Striker Search Continues (12th August 2005)

We're on the eve of the new season and it seems West Ham are really struggling to find the striker we need this season. Bids for various players, like Crouch, Ashton, Baros etc have not born fruit, and it seems the chances of getting anything better than we've already got have all but disappeared. This is going to be a problem for us, as we really do need a good goalscorer to improve our team.


Pards Admits Interest in Baros (31st July 2005)

Pardew has admitted that he is interested in signing Milan Baros from Liverpool. Can't say I'm terribly excited about that prospect. Baros has not exactly set the Premiership alight during his time with the Mickey Mousers and I'm not convinced he will add the fire power required to boost our chances of staying up.


Sam Allardyce Whinges About Yossi (25th July 2005)

Fat Sam, Bolton's Manager, has been complaining about Yossi Benayoun choosing to sign for us instead of Bolton, claiming that he did it purely for financial reasons, and therefore Fat Sam didn't want him anyway. This completely ignores the fact that West Ham were offering the same money as Bolton were, so finances did not influence Yossi's decision. A typical whinge from Fat Sam. All I can say is AAHAHAHAHAHAHAHAHAHAHAHA!


Yossi Signs/New Striker Speculation (19th July 2005)

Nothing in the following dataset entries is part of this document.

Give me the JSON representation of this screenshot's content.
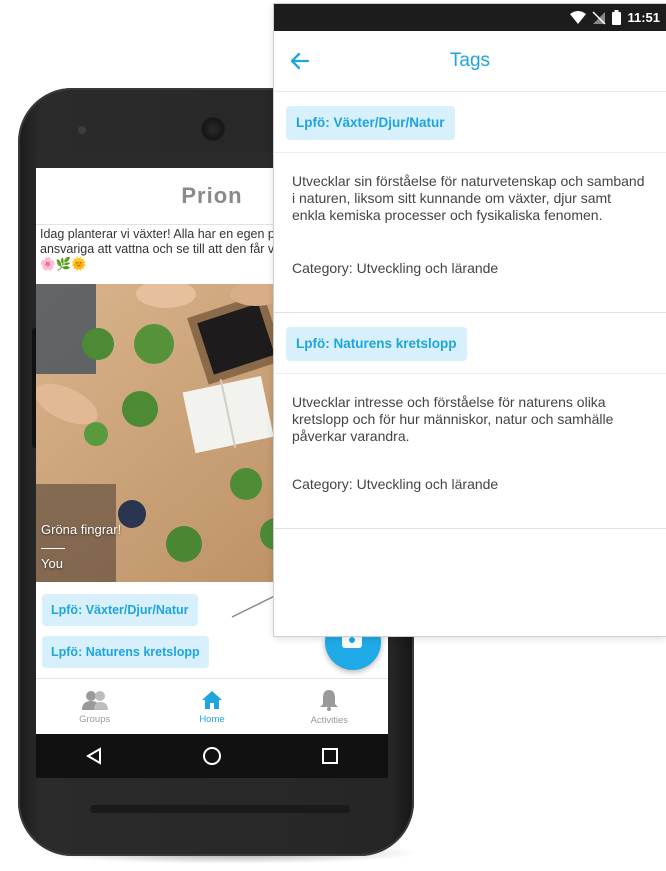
{
  "phone": {
    "app_title": "Prion",
    "post_text": "Idag planterar vi växter! Alla har en egen planta som de är ansvariga att vattna och se till att den får vatten och med ljus. 🌸🌿🌞",
    "image": {
      "caption": "Gröna fingrar!",
      "author": "You"
    },
    "tags": [
      "Lpfö: Växter/Djur/Natur",
      "Lpfö: Naturens kretslopp"
    ],
    "bottom_nav": [
      {
        "label": "Groups",
        "icon": "groups-icon",
        "active": false
      },
      {
        "label": "Home",
        "icon": "home-icon",
        "active": true
      },
      {
        "label": "Activities",
        "icon": "bell-icon",
        "active": false
      }
    ],
    "android_nav": [
      "back-icon",
      "home-circle-icon",
      "recents-icon"
    ]
  },
  "panel": {
    "status_time": "11:51",
    "title": "Tags",
    "tags": [
      {
        "name": "Lpfö: Växter/Djur/Natur",
        "description": "Utvecklar sin förståelse för naturvetenskap och samband i naturen, liksom sitt kunnande om växter, djur samt enkla kemiska processer och fysikaliska fenomen.",
        "category": "Category: Utveckling och lärande"
      },
      {
        "name": "Lpfö: Naturens kretslopp",
        "description": "Utvecklar intresse och förståelse för naturens olika kretslopp och för hur människor, natur och samhälle påverkar varandra.",
        "category": "Category: Utveckling och lärande"
      }
    ]
  },
  "colors": {
    "accent": "#1ea5dd",
    "chip_bg": "#d7f0fb",
    "fab": "#1fa9e6"
  }
}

Yossi Benayoun's move to West Ham is complete, following the approval of a work permit. It would seem as a goal-scoring creative midfielder that he is just the sort of player we need. Let's hope he can do the business for us. There is now lots of speculation that we are in for a top striker. This stems from comments Pardew is supposed to have made off the record on the club's Scandinavian tour. No-one actually seems to have a clue who it is. One person it won't be is Peter Crouch, who is about to sign for Liverpool. We had a £6m bid for him rejected a couple of weeks ago.

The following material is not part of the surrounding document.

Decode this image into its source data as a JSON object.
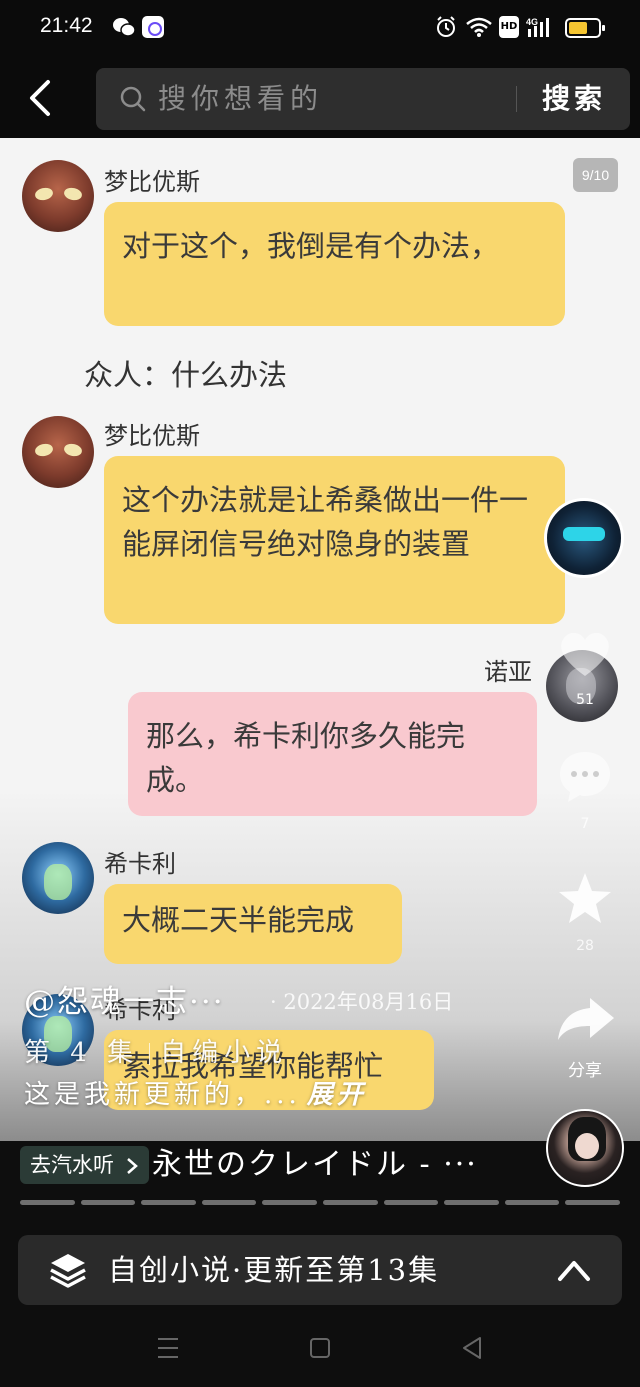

The New Berko (15th July 2005)

After several days of speculation, offer and counter-offer, it looks like West Ham have landed the signature of Yossi Benayoun, the Israeli international midfielder. I must admit I'd not been aware of him prior to the last few days, but having read about him and seen some video clips of his skills, he looks like the type of player we need to open up defences. Let's hope he can make the transition from the Spanish to the English leagues. If he has the class of our last Israeli player, Eyal Berkovic, then he could prove to be a good acquisition. Bolton were also trying to sign him, and if it's true that we've pinched him from under their noses, then that is also good news, and up yours Fat Sam! :D

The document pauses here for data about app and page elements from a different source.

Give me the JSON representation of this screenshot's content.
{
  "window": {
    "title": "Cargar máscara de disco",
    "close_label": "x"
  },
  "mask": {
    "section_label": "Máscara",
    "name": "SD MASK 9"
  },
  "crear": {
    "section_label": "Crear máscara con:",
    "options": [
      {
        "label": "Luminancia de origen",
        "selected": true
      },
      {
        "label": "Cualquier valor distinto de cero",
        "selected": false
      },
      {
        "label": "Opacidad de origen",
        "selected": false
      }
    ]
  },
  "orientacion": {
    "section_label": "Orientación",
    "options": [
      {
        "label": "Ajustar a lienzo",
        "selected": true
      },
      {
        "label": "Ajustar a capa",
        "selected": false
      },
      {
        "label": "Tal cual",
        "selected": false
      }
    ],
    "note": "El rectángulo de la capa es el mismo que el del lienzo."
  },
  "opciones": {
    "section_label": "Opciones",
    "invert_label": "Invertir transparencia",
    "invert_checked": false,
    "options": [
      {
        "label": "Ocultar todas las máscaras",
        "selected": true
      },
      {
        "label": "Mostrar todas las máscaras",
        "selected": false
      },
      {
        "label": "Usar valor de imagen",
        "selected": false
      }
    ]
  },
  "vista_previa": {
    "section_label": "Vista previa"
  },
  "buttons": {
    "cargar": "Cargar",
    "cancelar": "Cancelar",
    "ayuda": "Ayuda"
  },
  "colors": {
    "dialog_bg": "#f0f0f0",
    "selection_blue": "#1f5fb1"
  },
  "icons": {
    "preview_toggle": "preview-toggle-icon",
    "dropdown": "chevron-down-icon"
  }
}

Bowyer - No Thanks (13th July 2005)

Rumours persist that Lee Bowyer is about to return to Upton Park. I hope they are unfounded. Quite apart from debates over his playing ability, the man is (allegedly) a racist thug and should never play in West Ham's colours. We have a multi -racial squad and I think team spirit - which will be vital to our chances of retaining our Premier League status in the coming season - would suffer as a result of Bowyer's presence. We should not sign this player.


Pards Still Looking (12th July 2005)

Alan Pardew was interviewed on BBC Radio 5 last night. During the interview, he stated that he was happy with the way his defensive line-up was taking shape, following the 3 signings of Gabbidon, Collins and Konchesky, but was looking to add a striker and a creative midfielder to the squad before the new season. Depending on prices, that may become two of each. Pardew said he needs a player(s) to unlock defences, and he's right. While having the defence in order is obviously good, against most Premier sides it is likely that we will concede at least once in most games. Thus we will need to score a fair amount of goals in order to have any chance of surviving in the Premier League. Etherington is probably our most creative player at present, but he did not really make an impact at this level during his time with Sp*rs. We need another player capable of opening up a defence, and one to put the chances away with at least a reasonable level of consistency. Unfortunately, quality players like these are not easy to come by, and demand a hefty fee. Pardew has already had a bid of £6m for Peter Crouch of Southampton turned down. He may have to take a risk on an overseas player and hope it pays off.